Saturday, November 26, 2016

Happy Holidays!

November has come and gone so quickly. We started the month by driving eight hours each way to the JVC Northwest fall retreat in Loon Lake, Washington. The retreat was centered on community and featured a lot of good knowledge about how to live better in and appreciate community. The retreat was on a beautiful lake, as pictured, and we had a lot of time to relax after about three months of service.

The weekend after retreat, my dad visited Boise for the weekend. We got to do touristy things downtown, then we went to Cascade, ID for a day. Pictures can’t do justice to the beauty of the drive and of the lake once we arrived. On his last day here, my dad came to service with me and I got to show him around the shelter and introduce him to guests who were there that day. It was nice to see the shelter through his eyes and to get a fresh perspective on what I’ve been doing for the past few months. Sharing Boise with him was definitely a highlight this month!

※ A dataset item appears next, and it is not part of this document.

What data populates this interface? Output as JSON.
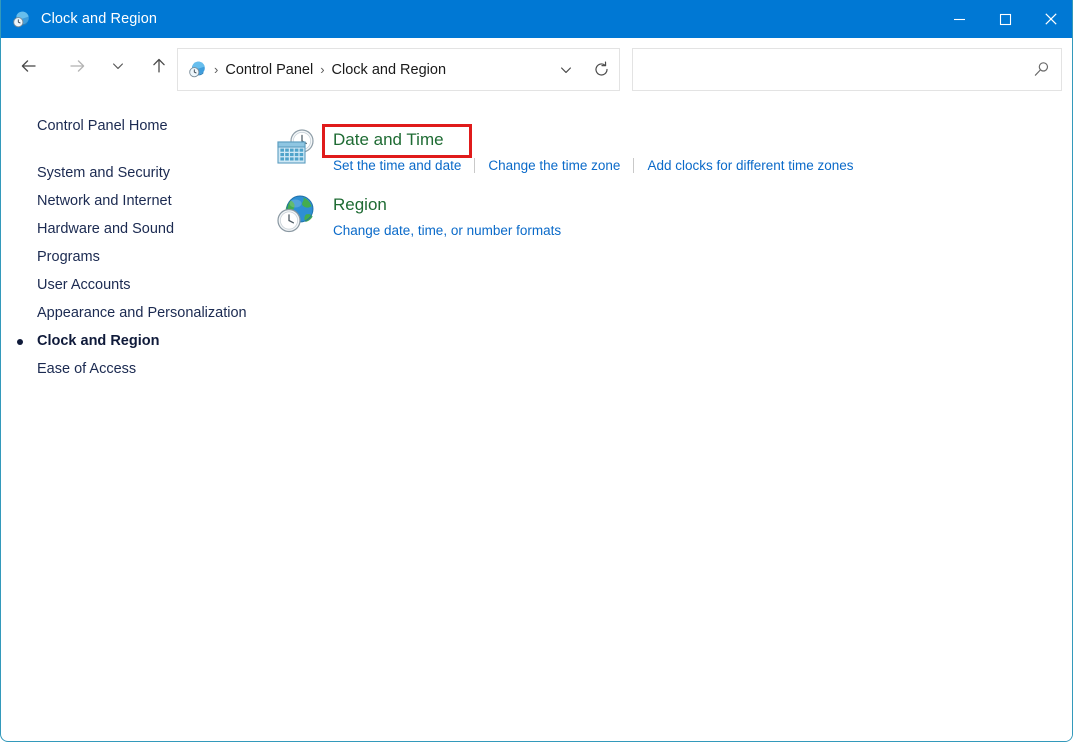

At the shelter, we have been preparing for colder weather and for Thanksgiving. Donations of warmer clothes, hand warmers, and lots of food have been coming in regularly. We are having an extremely warm fall here, which I am grateful for because it means that the guests got another month or so of warmer weather to stay outside in, if that is what they have to do. Shelters in the area are filling up as the weather changes and the day shelter I serve at fills up every morning with people wanting to get out of the cold. When the shelter is so full with people that many have to stand as they cannot find a seat, people get hostile and agitated with one another. This means there are sometimes arguments and fights that break out when people cannot get enough space from one another. This doesn’t happen too often, but it’s why de-escalation is so important. I am always learning so much from the volunteers and staff I have the privilege to serve with each day who have been volunteering for years. Something I can’t help taking away from this experience is that one never stops learning and that many situations don’t have a clear-cut solution, which makes things difficult but worth taking time to help with.  

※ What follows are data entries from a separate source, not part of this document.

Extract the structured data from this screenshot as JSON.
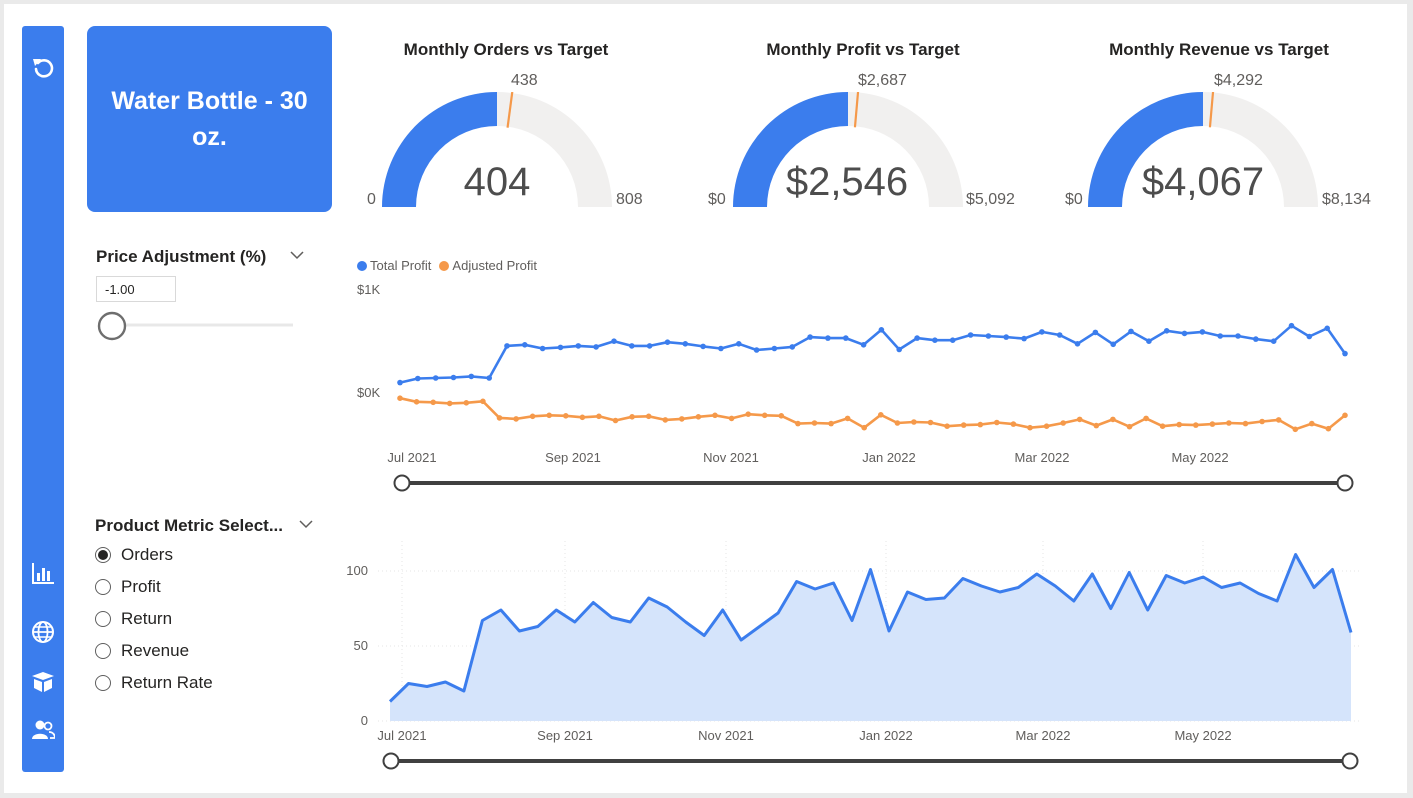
{
  "product": {
    "name": "Water Bottle - 30 oz."
  },
  "sidebar": {
    "icons": [
      "reset-icon",
      "bar-chart-icon",
      "globe-icon",
      "box-icon",
      "users-icon"
    ]
  },
  "gauges": [
    {
      "title": "Monthly Orders vs Target",
      "value": 404,
      "value_label": "404",
      "target": 438,
      "target_label": "438",
      "min": 0,
      "min_label": "0",
      "max": 808,
      "max_label": "808"
    },
    {
      "title": "Monthly Profit vs Target",
      "value": 2546,
      "value_label": "$2,546",
      "target": 2687,
      "target_label": "$2,687",
      "min": 0,
      "min_label": "$0",
      "max": 5092,
      "max_label": "$5,092"
    },
    {
      "title": "Monthly Revenue vs Target",
      "value": 4067,
      "value_label": "$4,067",
      "target": 4292,
      "target_label": "$4,292",
      "min": 0,
      "min_label": "$0",
      "max": 8134,
      "max_label": "$8,134"
    }
  ],
  "price_adjustment": {
    "title": "Price Adjustment (%)",
    "value": "-1.00",
    "slider_position": 0
  },
  "metric_selector": {
    "title": "Product Metric Select...",
    "options": [
      "Orders",
      "Profit",
      "Return",
      "Revenue",
      "Return Rate"
    ],
    "selected": "Orders"
  },
  "colors": {
    "accent": "#3b7ded",
    "orange": "#f5994a",
    "gauge_track": "#f1f0ef",
    "area_fill": "#d5e4fb"
  },
  "chart_data": [
    {
      "type": "line",
      "legend": [
        "Total Profit",
        "Adjusted Profit"
      ],
      "legend_position": "top-left",
      "x_ticks": [
        "Jul 2021",
        "Sep 2021",
        "Nov 2021",
        "Jan 2022",
        "Mar 2022",
        "May 2022"
      ],
      "y_ticks": [
        "$1K",
        "$0K"
      ],
      "grid": false,
      "series": [
        {
          "name": "Total Profit",
          "color": "#3b7ded",
          "values": [
            100,
            140,
            145,
            150,
            160,
            145,
            455,
            465,
            430,
            440,
            455,
            445,
            500,
            455,
            455,
            490,
            475,
            450,
            430,
            475,
            415,
            430,
            445,
            540,
            530,
            530,
            465,
            610,
            420,
            530,
            510,
            510,
            560,
            550,
            540,
            525,
            590,
            560,
            475,
            585,
            470,
            595,
            500,
            600,
            575,
            590,
            550,
            550,
            520,
            500,
            650,
            545,
            625,
            380
          ]
        },
        {
          "name": "Adjusted Profit",
          "color": "#f5994a",
          "values": [
            -50,
            -85,
            -90,
            -100,
            -95,
            -80,
            -240,
            -250,
            -225,
            -215,
            -220,
            -235,
            -225,
            -265,
            -230,
            -225,
            -260,
            -250,
            -230,
            -215,
            -245,
            -205,
            -215,
            -220,
            -295,
            -290,
            -295,
            -245,
            -335,
            -210,
            -290,
            -280,
            -285,
            -320,
            -310,
            -305,
            -285,
            -300,
            -335,
            -320,
            -290,
            -255,
            -315,
            -255,
            -325,
            -245,
            -320,
            -305,
            -310,
            -300,
            -290,
            -295,
            -275,
            -260,
            -350,
            -295,
            -345,
            -215
          ]
        }
      ]
    },
    {
      "type": "area",
      "x_ticks": [
        "Jul 2021",
        "Sep 2021",
        "Nov 2021",
        "Jan 2022",
        "Mar 2022",
        "May 2022"
      ],
      "y_ticks": [
        0,
        50,
        100
      ],
      "ylim": [
        0,
        120
      ],
      "grid": true,
      "series": [
        {
          "name": "Orders",
          "color": "#3b7ded",
          "values": [
            13,
            25,
            23,
            26,
            20,
            67,
            74,
            60,
            63,
            74,
            66,
            79,
            69,
            66,
            82,
            76,
            66,
            57,
            74,
            54,
            63,
            72,
            93,
            88,
            92,
            67,
            101,
            60,
            86,
            81,
            82,
            95,
            90,
            86,
            89,
            98,
            90,
            80,
            98,
            75,
            99,
            74,
            97,
            92,
            96,
            89,
            92,
            85,
            80,
            111,
            89,
            101,
            59
          ]
        }
      ]
    }
  ]
}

Thanksgiving at the shelter was like any other day, but with lots of food and a few more decorations. One volunteer worked all week to make seven turkeys and a lot of sides to feed about one hundred guests. The rest of my community came to help set up and serve the meal, as they had the day off from service. The day went well, but it felt like any other day. This is not surprising, as for the guests it was like any other day. My community and I had Thanksgiving dinner with one of our support families, which was really nice. The next day we went to the Christmas Tree Lighting in downtown Boise. This event of coming together with others was much needed after a busy couple of weeks. I am grateful for so much during this holiday season and I hope that everyone else can experience some joy at this time of the year.

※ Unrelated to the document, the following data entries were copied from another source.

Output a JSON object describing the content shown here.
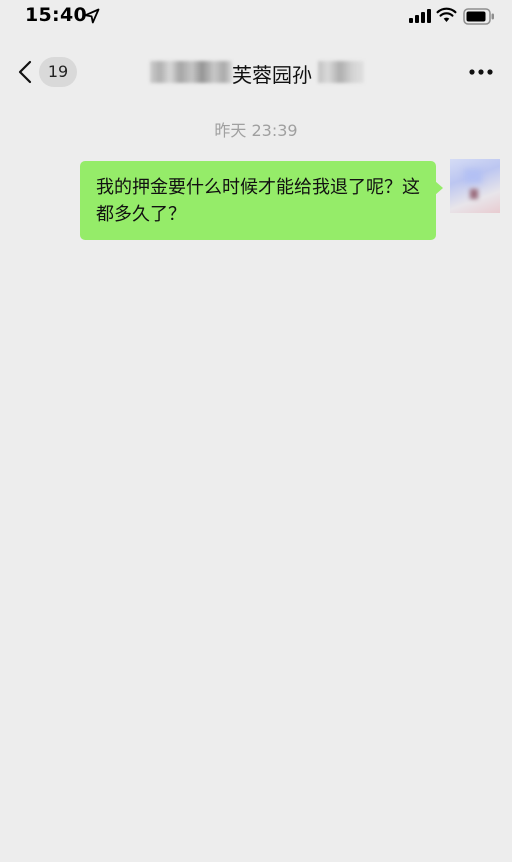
{
  "status_bar": {
    "time": "15:40",
    "icons": [
      "location-arrow-icon",
      "cellular-signal-icon",
      "wifi-icon",
      "battery-icon"
    ]
  },
  "nav": {
    "back_icon": "chevron-left-icon",
    "unread_count": "19",
    "title_visible": "芙蓉园孙",
    "more_icon": "more-dots-icon"
  },
  "chat": {
    "timestamp": "昨天 23:39",
    "messages": [
      {
        "sender": "self",
        "text": "我的押金要什么时候才能给我退了呢？这都多久了？",
        "bubble_color": "#95ec69"
      }
    ]
  },
  "colors": {
    "background": "#ededed",
    "bubble": "#95ec69",
    "badge": "#d9d9d9",
    "timestamp_text": "#a0a0a0"
  }
}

This blog does not reflect the views and beliefs of JVC Northwest or my service site.